“I’ll take you to the airport,” he says. Looking at my grinning, sometimes-irresponsible best friend, I agree. We have lunch together, then he takes me to Houston’s International Airport in the pouring rain. 45 minutes later, we pull up to the airport … and I realize I am actually flying out of Houston’s Hobby airport.
We speed back to campus, as Jonathan has to get to basketball practice, and I say I’ll get my car and just pay to park for three days.
“No,” he says, despite having just driven me to the wrong airport at my direction. “I’ll call you a cab. I want to pick you up when you get back.”
I grudgingly agree. Three days later, I’m on my way back from my trip and call to remind Jonathan to pick me up at the airport that night. He says of course he remembers and he’ll be there.
I arrive at the airport. No sign of Jonathan. I call him. No answer. I sit down in the grungy chairs in the basement of Hobby, feet on my suitcase, mad that I didn’t just drive my own car, mad that he’s forgotten me, just mad. After thirty minutes or so, he calls back, “I forgot! I don’t have a car to pick you up in. I’m working on it.”

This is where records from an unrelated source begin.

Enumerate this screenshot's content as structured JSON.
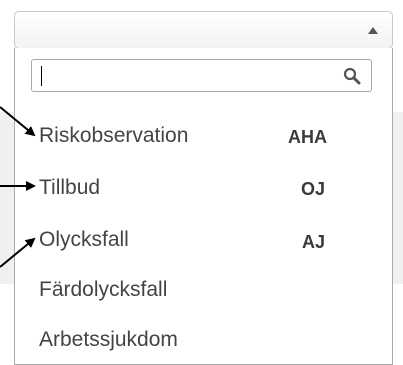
{
  "search": {
    "value": "",
    "placeholder": ""
  },
  "icons": {
    "dropdown_arrow": "triangle-up-icon",
    "search": "search-icon",
    "annotation_arrow": "arrow-icon"
  },
  "options": [
    {
      "label": "Riskobservation",
      "code": "AHA"
    },
    {
      "label": "Tillbud",
      "code": "OJ"
    },
    {
      "label": "Olycksfall",
      "code": "AJ"
    },
    {
      "label": "Färdolycksfall",
      "code": ""
    },
    {
      "label": "Arbetssjukdom",
      "code": ""
    }
  ]
}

I say, “Don’t worry, I already called my roommate, she’s on her way to get me.”
Christi and I arrive back at campus and Jonathan is waiting in the lobby of our dorm. “You’re pretty mad at me, huh?” he asks, hugging me.
“You should be,” he says, “I’m sorry. I just forgot. I’m sorry.”
“It’s okay,” I say. And we head upstairs to talk over my trip, discuss how basketball is going, and watch our favorite TV show.
I’d all but forgotten about this story until I found a note I’d written about it. I’ve written about the unconditional love I shared with Jonathan, but this unconditional forgiveness was equally important in our relationship. It made our friendship so easy.
He forgave easily. I forgave easily. We loved easily. We loved unconditionally.
When I messed up the airport, he wasn’t mad, he was just sad he couldn’t take me to the right airport. When he messed up picking me up, I didn’t stay mad, I just found my way home. Quick, simple, easy forgiveness. Not ignoring the wrongs, just forgiving them.
Mistakes, messing up, accidentally hurting people is just part of people being people. But how free is a person who doesn’t have grudges held against them? How free is a person when they can mess up, own up, and move on?
How free are YOU when you can forgive unconditionally? So free you can forget. So free you can feel just how awesome it feels to love. Unconditionally.